In this podcast Professor Joe Bulbulia of Auckland University speaks to Thomas White about situating the study of religion within a broader concept of ‘justice’. Bulbulia calls ‘religion and spirituality those features of nature [in the biocultural sense of the word] that combine to cultivate a sense of justice in people’. Bulbulia argues that common across human societies are conceptions of obligation and responsibility:
Mandy Robbins on Personality Types

Podcast

As one of the earliest forms of Personality Assessment, the Myers Briggs Type Indicator or MBTI was first formally published in 1942 by Katharine Briggs and Isabel Myers. Inspired by the theoretical richness of Carl Jung, the MBTI explored and celebrated the differences of people regarding their behavior. Psychology certainly has benefited from the application of Personality Type in a variety of ways.
Brian Victoria on Zen Buddhist Terrorism and Holy War

Podcast

Is there something particular about religion which makes it a more potent ‘violence enabling mechanism’ than other factors? Are some religions more likely to inspire violence than others? And why should scholars even care?
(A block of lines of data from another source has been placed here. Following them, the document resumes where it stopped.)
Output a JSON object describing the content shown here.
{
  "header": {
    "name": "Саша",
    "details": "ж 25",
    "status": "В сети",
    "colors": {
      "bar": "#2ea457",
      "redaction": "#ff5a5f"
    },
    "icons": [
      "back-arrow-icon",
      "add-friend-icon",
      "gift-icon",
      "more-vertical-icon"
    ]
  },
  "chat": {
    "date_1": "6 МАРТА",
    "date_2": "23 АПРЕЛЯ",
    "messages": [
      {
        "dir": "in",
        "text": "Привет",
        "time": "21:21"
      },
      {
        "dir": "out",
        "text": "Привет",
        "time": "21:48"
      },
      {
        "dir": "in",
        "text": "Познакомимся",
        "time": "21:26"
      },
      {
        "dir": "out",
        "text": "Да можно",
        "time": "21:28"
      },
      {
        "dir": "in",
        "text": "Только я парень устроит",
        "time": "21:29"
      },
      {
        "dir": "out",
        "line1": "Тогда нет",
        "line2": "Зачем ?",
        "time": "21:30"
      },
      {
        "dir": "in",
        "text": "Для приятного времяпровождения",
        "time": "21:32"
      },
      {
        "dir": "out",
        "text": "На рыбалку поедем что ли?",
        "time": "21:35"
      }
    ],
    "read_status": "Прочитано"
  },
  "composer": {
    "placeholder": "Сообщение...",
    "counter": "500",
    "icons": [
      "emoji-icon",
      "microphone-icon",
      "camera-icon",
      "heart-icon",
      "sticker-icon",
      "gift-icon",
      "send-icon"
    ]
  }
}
In this interview, Chris discusses these issues and more with Professor Brian Victoria, who, in addition to his scholarly credentials, is a fully ordained Zen Buddhist priest.
Popular Culture Studies and Bruce Springsteen: Escaping and Embracing Religion

Podcast

"There's always the risk in popular culture studies - first of all, it's so fluid, you know, things change so fast - that the minute you've said something, it's obsolete. And there's always the risk that the material can't bear the weight of analysis," said Kate McCarthy in 2013, shortly after the re-release of her co-edited volume God in the Details. However, ...
What is the Future of Religious Studies?

Podcast

This week we decided to do something a bit different. Every time David and Chris have conducted an interview, they have been asking the interviewees an additional question: “What is the Future of Religious Studies?” The result is this highly stimulating compilation of differing perspectives and levels of optimism The result is this highly stimulating compilation of differing perspectives and levels of optimism on what has become one of the most hotly debated topics in the academic study of religion at the start of the second decade of the twenty-first century.
Wouter Hanegraaff on Western Esotericism

Podcast

In this interview, Professor Wouter Hanegraaff tells us about what he dubs “the biggest blank spaces of neglected territories in the study of religion”, namely Western esotericism. He tells how he first came over the German Folklorist Will-Erich Peuckert’s book Pansophie (1936) and discovered a group of renaissance thinkers he had never heard of, ...

This work is licensed under a Creative Commons Attribution- NonCommercial- NoDerivs 3.0 Unported License.

The views expressed in podcasts, features and responses are the views of the individual contributors, and do not necessarily reflect the views of The Religious Studies Project or our sponsors. The Religious Studies Project is produced by the Religious Studies Project Association (SCIO), a Scottish Charitable Incorporated Organisation (charity number SC047750).